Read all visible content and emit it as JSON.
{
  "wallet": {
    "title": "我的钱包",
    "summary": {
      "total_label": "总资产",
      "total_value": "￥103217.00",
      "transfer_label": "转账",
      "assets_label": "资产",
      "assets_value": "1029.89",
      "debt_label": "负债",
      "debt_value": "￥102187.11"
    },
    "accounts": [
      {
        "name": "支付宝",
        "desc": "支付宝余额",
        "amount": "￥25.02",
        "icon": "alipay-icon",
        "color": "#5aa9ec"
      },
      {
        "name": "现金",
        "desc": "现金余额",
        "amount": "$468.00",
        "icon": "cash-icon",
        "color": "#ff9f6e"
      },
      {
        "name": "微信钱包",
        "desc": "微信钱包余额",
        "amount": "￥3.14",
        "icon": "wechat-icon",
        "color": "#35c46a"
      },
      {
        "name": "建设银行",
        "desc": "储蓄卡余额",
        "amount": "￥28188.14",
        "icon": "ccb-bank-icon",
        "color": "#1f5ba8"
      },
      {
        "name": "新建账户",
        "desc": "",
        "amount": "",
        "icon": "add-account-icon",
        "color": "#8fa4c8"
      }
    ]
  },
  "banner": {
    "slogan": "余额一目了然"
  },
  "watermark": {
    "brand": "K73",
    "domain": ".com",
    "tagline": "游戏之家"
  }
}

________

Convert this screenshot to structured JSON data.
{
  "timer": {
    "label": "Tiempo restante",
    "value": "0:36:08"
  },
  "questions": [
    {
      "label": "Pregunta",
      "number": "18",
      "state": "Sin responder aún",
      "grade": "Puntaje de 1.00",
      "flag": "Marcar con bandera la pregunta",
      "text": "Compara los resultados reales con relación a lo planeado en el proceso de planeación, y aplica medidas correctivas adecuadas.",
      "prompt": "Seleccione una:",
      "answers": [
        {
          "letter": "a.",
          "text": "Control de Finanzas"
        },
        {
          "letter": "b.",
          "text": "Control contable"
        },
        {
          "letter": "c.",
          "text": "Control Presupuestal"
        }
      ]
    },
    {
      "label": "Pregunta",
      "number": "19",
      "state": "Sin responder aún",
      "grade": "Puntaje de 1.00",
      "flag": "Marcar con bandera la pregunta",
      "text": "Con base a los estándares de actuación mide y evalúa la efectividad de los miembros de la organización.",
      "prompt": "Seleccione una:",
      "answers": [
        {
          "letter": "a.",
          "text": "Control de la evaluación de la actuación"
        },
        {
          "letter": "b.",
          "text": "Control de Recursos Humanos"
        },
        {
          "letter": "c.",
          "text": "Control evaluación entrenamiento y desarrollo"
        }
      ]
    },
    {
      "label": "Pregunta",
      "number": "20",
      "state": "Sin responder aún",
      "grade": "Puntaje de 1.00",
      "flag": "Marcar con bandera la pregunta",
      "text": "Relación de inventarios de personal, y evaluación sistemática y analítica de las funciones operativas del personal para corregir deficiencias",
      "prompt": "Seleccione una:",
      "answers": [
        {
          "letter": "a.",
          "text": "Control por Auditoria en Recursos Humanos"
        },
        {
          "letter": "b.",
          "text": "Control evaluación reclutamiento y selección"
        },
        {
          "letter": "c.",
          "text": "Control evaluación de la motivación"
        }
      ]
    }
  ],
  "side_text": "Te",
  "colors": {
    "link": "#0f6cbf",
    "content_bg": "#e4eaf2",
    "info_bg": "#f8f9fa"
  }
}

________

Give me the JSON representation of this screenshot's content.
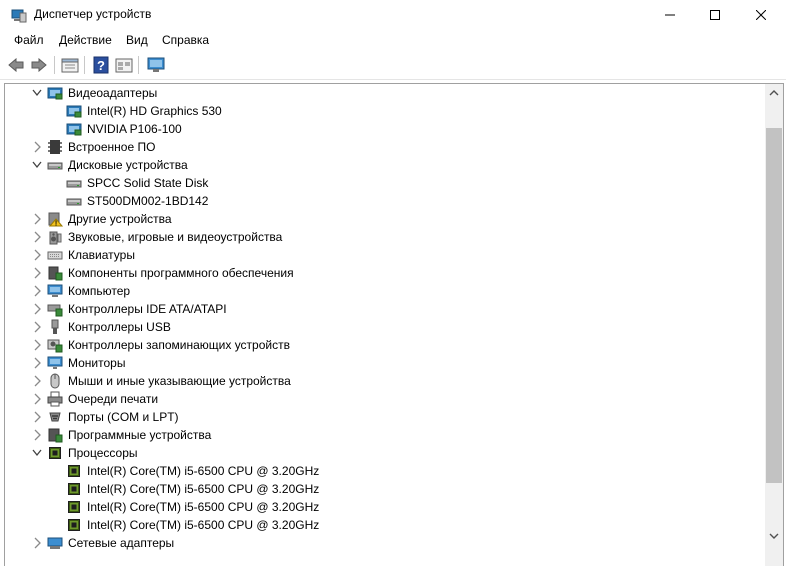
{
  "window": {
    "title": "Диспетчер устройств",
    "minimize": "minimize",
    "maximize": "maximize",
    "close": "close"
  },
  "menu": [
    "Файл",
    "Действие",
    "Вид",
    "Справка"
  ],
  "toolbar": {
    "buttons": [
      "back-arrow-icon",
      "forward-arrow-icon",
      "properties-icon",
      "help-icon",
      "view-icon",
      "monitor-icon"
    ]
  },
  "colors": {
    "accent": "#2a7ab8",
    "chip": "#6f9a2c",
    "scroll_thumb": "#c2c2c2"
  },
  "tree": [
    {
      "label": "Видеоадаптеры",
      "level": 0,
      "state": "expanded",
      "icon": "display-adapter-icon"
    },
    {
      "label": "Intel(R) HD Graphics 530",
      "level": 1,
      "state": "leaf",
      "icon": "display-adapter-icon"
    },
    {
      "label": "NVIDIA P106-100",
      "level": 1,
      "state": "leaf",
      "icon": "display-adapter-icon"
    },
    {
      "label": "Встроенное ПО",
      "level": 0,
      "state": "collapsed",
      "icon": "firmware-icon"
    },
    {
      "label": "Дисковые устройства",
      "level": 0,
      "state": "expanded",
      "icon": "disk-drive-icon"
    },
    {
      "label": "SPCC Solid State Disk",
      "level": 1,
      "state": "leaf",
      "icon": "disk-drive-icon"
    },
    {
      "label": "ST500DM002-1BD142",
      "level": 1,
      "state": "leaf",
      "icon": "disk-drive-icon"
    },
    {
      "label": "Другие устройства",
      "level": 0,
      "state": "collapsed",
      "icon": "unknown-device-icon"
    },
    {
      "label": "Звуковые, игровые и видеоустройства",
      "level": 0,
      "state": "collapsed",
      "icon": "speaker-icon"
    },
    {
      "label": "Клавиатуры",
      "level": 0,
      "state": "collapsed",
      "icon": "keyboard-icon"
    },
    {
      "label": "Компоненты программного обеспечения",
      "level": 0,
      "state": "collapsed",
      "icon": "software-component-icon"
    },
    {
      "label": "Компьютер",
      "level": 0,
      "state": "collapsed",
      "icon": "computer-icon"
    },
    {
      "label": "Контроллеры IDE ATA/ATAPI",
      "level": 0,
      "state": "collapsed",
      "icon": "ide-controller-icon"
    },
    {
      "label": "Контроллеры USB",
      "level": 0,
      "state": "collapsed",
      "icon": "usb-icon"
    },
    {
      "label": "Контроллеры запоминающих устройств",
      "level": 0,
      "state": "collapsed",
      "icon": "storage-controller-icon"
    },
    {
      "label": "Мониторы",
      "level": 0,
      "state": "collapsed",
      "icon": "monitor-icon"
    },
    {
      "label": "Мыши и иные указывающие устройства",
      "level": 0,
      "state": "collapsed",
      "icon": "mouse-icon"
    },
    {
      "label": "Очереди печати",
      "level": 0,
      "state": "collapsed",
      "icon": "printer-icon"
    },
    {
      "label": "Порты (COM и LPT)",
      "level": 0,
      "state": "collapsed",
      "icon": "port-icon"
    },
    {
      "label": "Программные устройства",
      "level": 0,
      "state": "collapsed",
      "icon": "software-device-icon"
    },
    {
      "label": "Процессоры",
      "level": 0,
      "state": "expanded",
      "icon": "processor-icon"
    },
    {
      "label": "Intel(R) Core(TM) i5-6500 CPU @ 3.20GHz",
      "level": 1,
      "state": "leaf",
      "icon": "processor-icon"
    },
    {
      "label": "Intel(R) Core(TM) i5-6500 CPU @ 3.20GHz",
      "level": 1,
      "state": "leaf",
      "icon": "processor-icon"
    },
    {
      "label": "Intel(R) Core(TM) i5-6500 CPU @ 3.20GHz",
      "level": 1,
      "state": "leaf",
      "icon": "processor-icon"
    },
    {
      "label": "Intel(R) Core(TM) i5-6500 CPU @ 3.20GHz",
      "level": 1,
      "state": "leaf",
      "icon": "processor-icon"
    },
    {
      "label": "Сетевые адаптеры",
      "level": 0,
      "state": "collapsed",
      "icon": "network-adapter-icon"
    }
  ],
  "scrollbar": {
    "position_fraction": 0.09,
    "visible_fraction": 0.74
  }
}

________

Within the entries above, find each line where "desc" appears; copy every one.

        "desc": "支付宝余额",
        "desc": "现金余额",
        "desc": "微信钱包余额",
        "desc": "储蓄卡余额",
        "desc": "",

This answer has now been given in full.